Supplied material >>
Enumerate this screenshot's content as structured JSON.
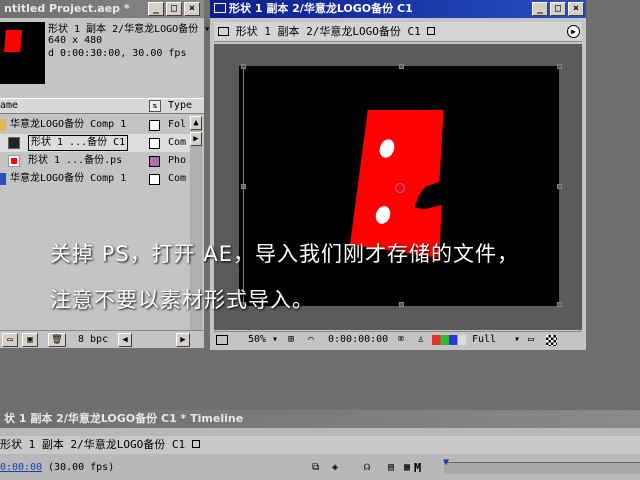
{
  "project": {
    "title": "ntitled Project.aep *",
    "selected_name": "形状 1 副本 2/华意龙LOGO备份 ▾",
    "dimensions": "640 x 480",
    "duration": "d 0:00:30:00, 30.00 fps",
    "col_name": "ame",
    "col_type": "Type",
    "items": [
      {
        "label": "华意龙LOGO备份 Comp 1",
        "type": "Fol",
        "icon": "folder-icon"
      },
      {
        "label": "形状 1 ...备份 C1",
        "type": "Com",
        "icon": "composition-icon"
      },
      {
        "label": "形状 1 ...备份.ps",
        "type": "Pho",
        "icon": "photoshop-layer-icon"
      },
      {
        "label": "华意龙LOGO备份 Comp 1",
        "type": "Com",
        "icon": "composition-icon"
      }
    ],
    "bpc": "8 bpc"
  },
  "comp": {
    "title": "形状 1 副本 2/华意龙LOGO备份 C1",
    "tab": "形状 1 副本 2/华意龙LOGO备份 C1",
    "zoom": "50%",
    "timecode": "0:00:00:00",
    "resolution": "Full"
  },
  "timeline": {
    "title": "状 1 副本 2/华意龙LOGO备份 C1 * Timeline",
    "tab": "形状 1 副本 2/华意龙LOGO备份 C1",
    "timecode": "0:00:00",
    "fps": "(30.00 fps)",
    "marker": "M"
  },
  "subtitle": {
    "line1": "关掉 PS，打开 AE，导入我们刚才存储的文件，",
    "line2": "注意不要以素材形式导入。"
  }
}
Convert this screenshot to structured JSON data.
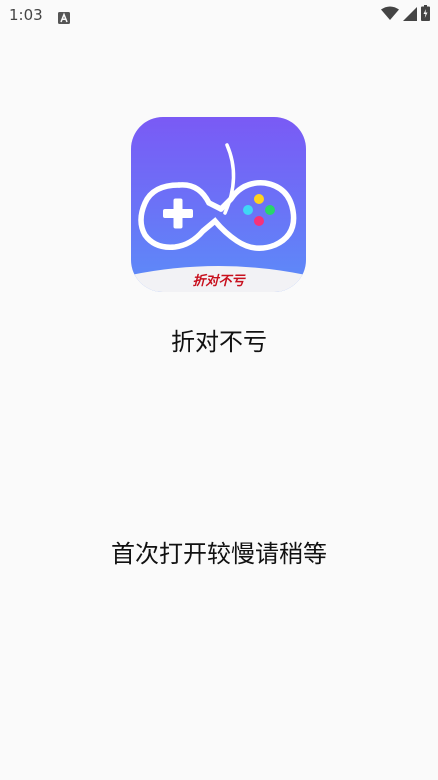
{
  "status_bar": {
    "time": "1:03",
    "notification_icon": "a-letter-icon",
    "wifi_icon": "wifi-icon",
    "signal_icon": "cell-signal-icon",
    "battery_icon": "battery-charging-icon"
  },
  "splash": {
    "icon_badge_text": "折对不亏",
    "app_name": "折对不亏",
    "loading_message": "首次打开较慢请稍等"
  },
  "colors": {
    "background": "#fafafa",
    "icon_gradient_top": "#7a5af5",
    "icon_gradient_bottom": "#5b8df8",
    "badge_text": "#c8101e",
    "dot_yellow": "#ffd21f",
    "dot_cyan": "#3fd7f5",
    "dot_green": "#27d66a",
    "dot_pink": "#f5327a"
  }
}
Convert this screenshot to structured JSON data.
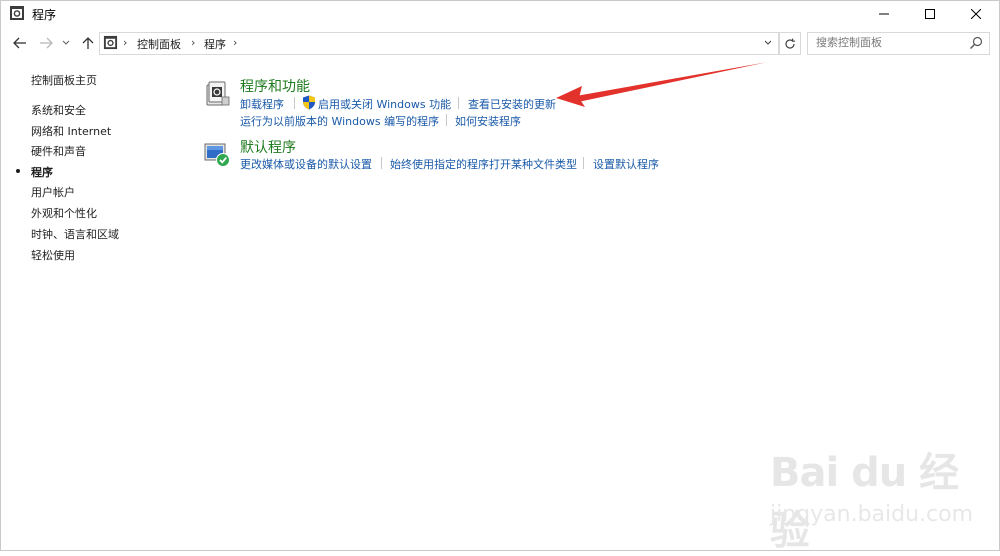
{
  "window": {
    "title": "程序",
    "controls": [
      "minimize-icon",
      "maximize-icon",
      "close-icon"
    ]
  },
  "address_bar": {
    "breadcrumbs": [
      "控制面板",
      "程序"
    ],
    "search_placeholder": "搜索控制面板"
  },
  "sidebar": {
    "home": "控制面板主页",
    "items": [
      {
        "label": "系统和安全",
        "current": false
      },
      {
        "label": "网络和 Internet",
        "current": false
      },
      {
        "label": "硬件和声音",
        "current": false
      },
      {
        "label": "程序",
        "current": true
      },
      {
        "label": "用户帐户",
        "current": false
      },
      {
        "label": "外观和个性化",
        "current": false
      },
      {
        "label": "时钟、语言和区域",
        "current": false
      },
      {
        "label": "轻松使用",
        "current": false
      }
    ]
  },
  "categories": [
    {
      "title": "程序和功能",
      "icon": "programs-features-icon",
      "links": [
        "卸载程序",
        "启用或关闭 Windows 功能",
        "查看已安装的更新",
        "运行为以前版本的 Windows 编写的程序",
        "如何安装程序"
      ]
    },
    {
      "title": "默认程序",
      "icon": "default-programs-icon",
      "links": [
        "更改媒体或设备的默认设置",
        "始终使用指定的程序打开某种文件类型",
        "设置默认程序"
      ]
    }
  ],
  "annotation": {
    "color": "#e3322b"
  },
  "watermark": {
    "logo": "Bai du 经验",
    "url": "jingyan.baidu.com"
  },
  "colors": {
    "link": "#1a5aa8",
    "category_title": "#1e7a1e"
  }
}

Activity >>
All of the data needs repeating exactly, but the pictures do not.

Solution to this exercise >>
Enumerate this screenshot's content as structured JSON.
{
  "project": {
    "title": "ntitled Project.aep *",
    "selected_name": "形状 1 副本 2/华意龙LOGO备份 ▾",
    "dimensions": "640 x 480",
    "duration": "d 0:00:30:00, 30.00 fps",
    "col_name": "ame",
    "col_type": "Type",
    "items": [
      {
        "label": "华意龙LOGO备份 Comp 1",
        "type": "Fol",
        "icon": "folder-icon"
      },
      {
        "label": "形状 1 ...备份 C1",
        "type": "Com",
        "icon": "composition-icon"
      },
      {
        "label": "形状 1 ...备份.ps",
        "type": "Pho",
        "icon": "photoshop-layer-icon"
      },
      {
        "label": "华意龙LOGO备份 Comp 1",
        "type": "Com",
        "icon": "composition-icon"
      }
    ],
    "bpc": "8 bpc"
  },
  "comp": {
    "title": "形状 1 副本 2/华意龙LOGO备份 C1",
    "tab": "形状 1 副本 2/华意龙LOGO备份 C1",
    "zoom": "50%",
    "timecode": "0:00:00:00",
    "resolution": "Full"
  },
  "timeline": {
    "title": "状 1 副本 2/华意龙LOGO备份 C1 * Timeline",
    "tab": "形状 1 副本 2/华意龙LOGO备份 C1",
    "timecode": "0:00:00",
    "fps": "(30.00 fps)",
    "marker": "M"
  },
  "subtitle": {
    "line1": "关掉 PS，打开 AE，导入我们刚才存储的文件，",
    "line2": "注意不要以素材形式导入。"
  }
}
Convert this screenshot to structured JSON data.
{
  "status_bar": {
    "time": "1:03",
    "notification_icon": "a-letter-icon",
    "wifi_icon": "wifi-icon",
    "signal_icon": "cell-signal-icon",
    "battery_icon": "battery-charging-icon"
  },
  "splash": {
    "icon_badge_text": "折对不亏",
    "app_name": "折对不亏",
    "loading_message": "首次打开较慢请稍等"
  },
  "colors": {
    "background": "#fafafa",
    "icon_gradient_top": "#7a5af5",
    "icon_gradient_bottom": "#5b8df8",
    "badge_text": "#c8101e",
    "dot_yellow": "#ffd21f",
    "dot_cyan": "#3fd7f5",
    "dot_green": "#27d66a",
    "dot_pink": "#f5327a"
  }
}
Convert this screenshot to structured JSON data.
{
  "window": {
    "title": "程序",
    "controls": [
      "minimize-icon",
      "maximize-icon",
      "close-icon"
    ]
  },
  "address_bar": {
    "breadcrumbs": [
      "控制面板",
      "程序"
    ],
    "search_placeholder": "搜索控制面板"
  },
  "sidebar": {
    "home": "控制面板主页",
    "items": [
      {
        "label": "系统和安全",
        "current": false
      },
      {
        "label": "网络和 Internet",
        "current": false
      },
      {
        "label": "硬件和声音",
        "current": false
      },
      {
        "label": "程序",
        "current": true
      },
      {
        "label": "用户帐户",
        "current": false
      },
      {
        "label": "外观和个性化",
        "current": false
      },
      {
        "label": "时钟、语言和区域",
        "current": false
      },
      {
        "label": "轻松使用",
        "current": false
      }
    ]
  },
  "categories": [
    {
      "title": "程序和功能",
      "icon": "programs-features-icon",
      "links": [
        "卸载程序",
        "启用或关闭 Windows 功能",
        "查看已安装的更新",
        "运行为以前版本的 Windows 编写的程序",
        "如何安装程序"
      ]
    },
    {
      "title": "默认程序",
      "icon": "default-programs-icon",
      "links": [
        "更改媒体或设备的默认设置",
        "始终使用指定的程序打开某种文件类型",
        "设置默认程序"
      ]
    }
  ],
  "annotation": {
    "color": "#e3322b"
  },
  "watermark": {
    "logo": "Bai du 经验",
    "url": "jingyan.baidu.com"
  },
  "colors": {
    "link": "#1a5aa8",
    "category_title": "#1e7a1e"
  }
}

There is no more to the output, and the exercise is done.